# [What this task involves]
Your answer must be an exact copy of the entries below, with every picture removed.

# [Study material]
◇ ◇ ◇

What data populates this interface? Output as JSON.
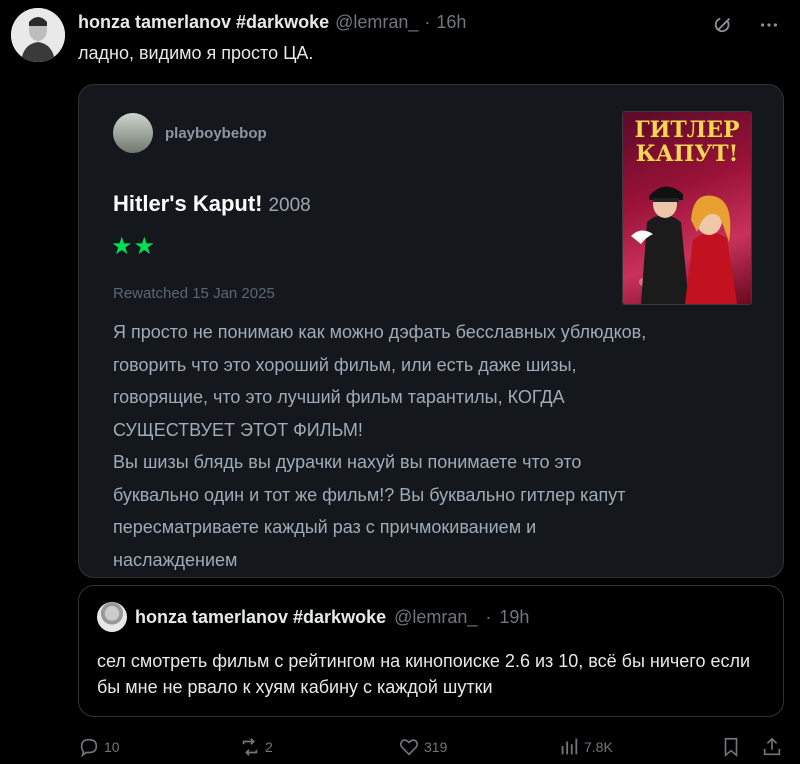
{
  "tweet": {
    "author_name": "honza tamerlanov #darkwoke",
    "handle": "@lemran_",
    "separator": "·",
    "time": "16h",
    "text": "ладно, видимо я просто ЦА."
  },
  "review": {
    "username": "playboybebop",
    "film_title": "Hitler's Kaput!",
    "film_year": "2008",
    "stars": "★★",
    "rewatched": "Rewatched 15 Jan 2025",
    "body": "Я просто не понимаю как можно дэфать бесславных ублюдков,\nговорить что это хороший фильм, или есть даже шизы,\nговорящие, что это лучший фильм тарантилы, КОГДА\nСУЩЕСТВУЕТ ЭТОТ ФИЛЬМ!\nВы шизы блядь вы дурачки нахуй вы понимаете что это\nбуквально один и тот же фильм!? Вы буквально гитлер капут\nпересматриваете каждый раз с причмокиванием и\nнаслаждением",
    "poster_title": "ГИТЛЕР КАПУТ!",
    "star_color": "#00e054"
  },
  "quote": {
    "author_name": "honza tamerlanov #darkwoke",
    "handle": "@lemran_",
    "separator": "·",
    "time": "19h",
    "text": "сел смотреть фильм с рейтингом на кинопоиске 2.6 из 10, всё бы ничего если бы мне не рвало к хуям кабину с каждой шутки"
  },
  "actions": {
    "replies": "10",
    "reposts": "2",
    "likes": "319",
    "views": "7.8K"
  },
  "icons": [
    "grok-icon",
    "more-icon",
    "reply-icon",
    "repost-icon",
    "like-icon",
    "views-icon",
    "bookmark-icon",
    "share-icon"
  ]
}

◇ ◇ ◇

# [Solution for this problem]
What data populates this interface? Output as JSON.
{
  "tweet": {
    "author_name": "honza tamerlanov #darkwoke",
    "handle": "@lemran_",
    "separator": "·",
    "time": "16h",
    "text": "ладно, видимо я просто ЦА."
  },
  "review": {
    "username": "playboybebop",
    "film_title": "Hitler's Kaput!",
    "film_year": "2008",
    "stars": "★★",
    "rewatched": "Rewatched 15 Jan 2025",
    "body": "Я просто не понимаю как можно дэфать бесславных ублюдков,\nговорить что это хороший фильм, или есть даже шизы,\nговорящие, что это лучший фильм тарантилы, КОГДА\nСУЩЕСТВУЕТ ЭТОТ ФИЛЬМ!\nВы шизы блядь вы дурачки нахуй вы понимаете что это\nбуквально один и тот же фильм!? Вы буквально гитлер капут\nпересматриваете каждый раз с причмокиванием и\nнаслаждением",
    "poster_title": "ГИТЛЕР КАПУТ!",
    "star_color": "#00e054"
  },
  "quote": {
    "author_name": "honza tamerlanov #darkwoke",
    "handle": "@lemran_",
    "separator": "·",
    "time": "19h",
    "text": "сел смотреть фильм с рейтингом на кинопоиске 2.6 из 10, всё бы ничего если бы мне не рвало к хуям кабину с каждой шутки"
  },
  "actions": {
    "replies": "10",
    "reposts": "2",
    "likes": "319",
    "views": "7.8K"
  },
  "icons": [
    "grok-icon",
    "more-icon",
    "reply-icon",
    "repost-icon",
    "like-icon",
    "views-icon",
    "bookmark-icon",
    "share-icon"
  ]
}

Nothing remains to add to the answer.